* **Problem details**:
Exact copy, no pictures: set down every entry below as written.

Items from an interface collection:
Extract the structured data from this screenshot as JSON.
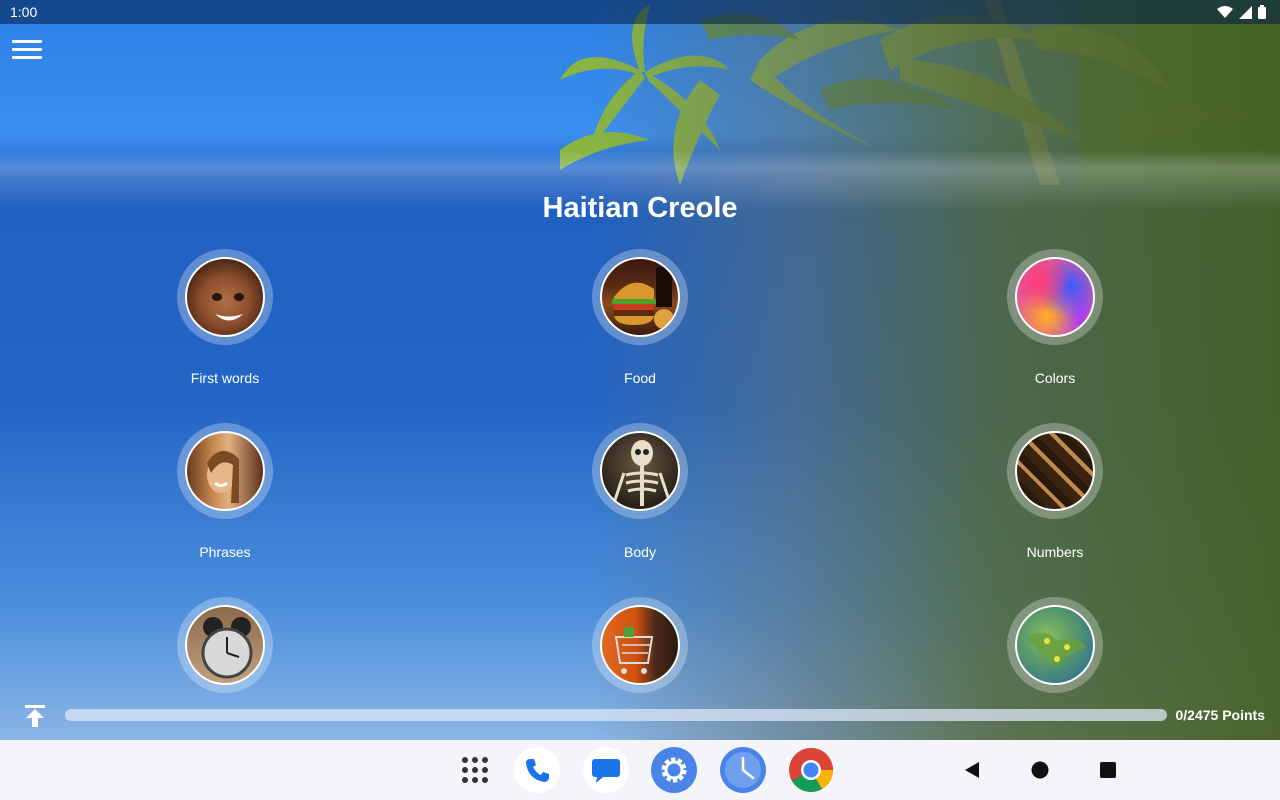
{
  "status": {
    "time": "1:00"
  },
  "title": "Haitian Creole",
  "categories": [
    {
      "label": "First words",
      "icon": "child-face-photo"
    },
    {
      "label": "Food",
      "icon": "burger-photo"
    },
    {
      "label": "Colors",
      "icon": "color-powder-photo"
    },
    {
      "label": "Phrases",
      "icon": "smiling-woman-photo"
    },
    {
      "label": "Body",
      "icon": "skeleton-photo"
    },
    {
      "label": "Numbers",
      "icon": "number-blocks-photo"
    },
    {
      "label": "",
      "icon": "alarm-clock-photo"
    },
    {
      "label": "",
      "icon": "shopping-cart-photo"
    },
    {
      "label": "",
      "icon": "world-map-photo"
    }
  ],
  "progress": {
    "value": 0,
    "text": "0/2475 Points"
  },
  "dock": [
    "apps-grid-icon",
    "phone-icon",
    "messages-icon",
    "settings-icon",
    "clock-icon",
    "chrome-icon"
  ],
  "nav": [
    "back-icon",
    "home-icon",
    "recents-icon"
  ],
  "colors": {
    "accent_blue": "#2466c6",
    "dock_blue": "#4a84e8"
  }
}
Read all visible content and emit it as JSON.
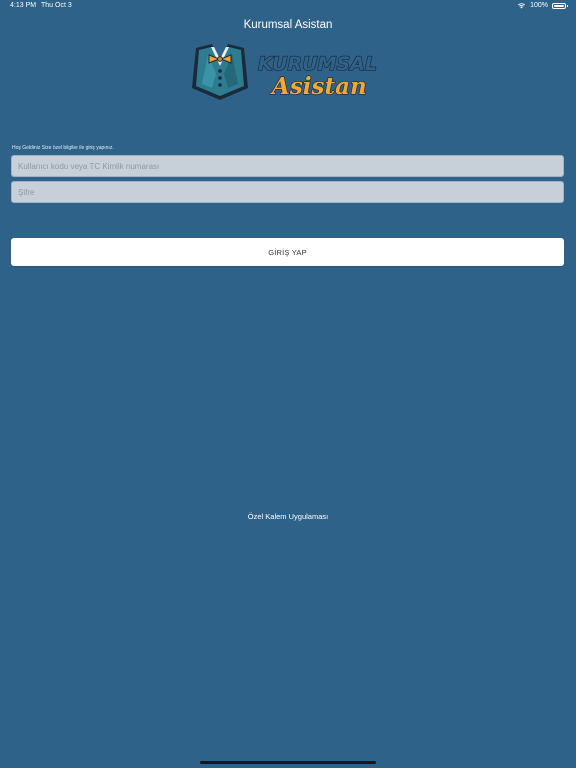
{
  "status_bar": {
    "time": "4:13 PM",
    "date": "Thu Oct 3",
    "battery": "100%"
  },
  "header": {
    "title": "Kurumsal Asistan"
  },
  "logo": {
    "line1": "KURUMSAL",
    "line2": "Asistan",
    "colors": {
      "vest": "#2e7c8f",
      "bowtie": "#f0a432",
      "text_outline": "#1b2a3a",
      "text_fill_dark": "#2e6289",
      "text_fill_orange": "#f3a73a"
    }
  },
  "login": {
    "welcome_text": "Hoş Geldiniz Size özel bilgiler ile giriş yapınız.",
    "username_placeholder": "Kullanıcı kodu veya TC Kimlik numarası",
    "username_value": "",
    "password_placeholder": "Şifre",
    "password_value": "",
    "submit_label": "GİRİŞ YAP"
  },
  "footer": {
    "text": "Özel Kalem Uygulaması"
  },
  "colors": {
    "background": "#2e6289",
    "button_bg": "#ffffff",
    "field_bg": "#c7d0d9"
  }
}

* **Answer to this problem**:
Extract the structured data from this screenshot as JSON.
{
  "status": {
    "time": "1:00"
  },
  "title": "Haitian Creole",
  "categories": [
    {
      "label": "First words",
      "icon": "child-face-photo"
    },
    {
      "label": "Food",
      "icon": "burger-photo"
    },
    {
      "label": "Colors",
      "icon": "color-powder-photo"
    },
    {
      "label": "Phrases",
      "icon": "smiling-woman-photo"
    },
    {
      "label": "Body",
      "icon": "skeleton-photo"
    },
    {
      "label": "Numbers",
      "icon": "number-blocks-photo"
    },
    {
      "label": "",
      "icon": "alarm-clock-photo"
    },
    {
      "label": "",
      "icon": "shopping-cart-photo"
    },
    {
      "label": "",
      "icon": "world-map-photo"
    }
  ],
  "progress": {
    "value": 0,
    "text": "0/2475 Points"
  },
  "dock": [
    "apps-grid-icon",
    "phone-icon",
    "messages-icon",
    "settings-icon",
    "clock-icon",
    "chrome-icon"
  ],
  "nav": [
    "back-icon",
    "home-icon",
    "recents-icon"
  ],
  "colors": {
    "accent_blue": "#2466c6",
    "dock_blue": "#4a84e8"
  }
}
Read all visible content and emit it as JSON.
{
  "status_bar": {
    "time": "4:13 PM",
    "date": "Thu Oct 3",
    "battery": "100%"
  },
  "header": {
    "title": "Kurumsal Asistan"
  },
  "logo": {
    "line1": "KURUMSAL",
    "line2": "Asistan",
    "colors": {
      "vest": "#2e7c8f",
      "bowtie": "#f0a432",
      "text_outline": "#1b2a3a",
      "text_fill_dark": "#2e6289",
      "text_fill_orange": "#f3a73a"
    }
  },
  "login": {
    "welcome_text": "Hoş Geldiniz Size özel bilgiler ile giriş yapınız.",
    "username_placeholder": "Kullanıcı kodu veya TC Kimlik numarası",
    "username_value": "",
    "password_placeholder": "Şifre",
    "password_value": "",
    "submit_label": "GİRİŞ YAP"
  },
  "footer": {
    "text": "Özel Kalem Uygulaması"
  },
  "colors": {
    "background": "#2e6289",
    "button_bg": "#ffffff",
    "field_bg": "#c7d0d9"
  }
}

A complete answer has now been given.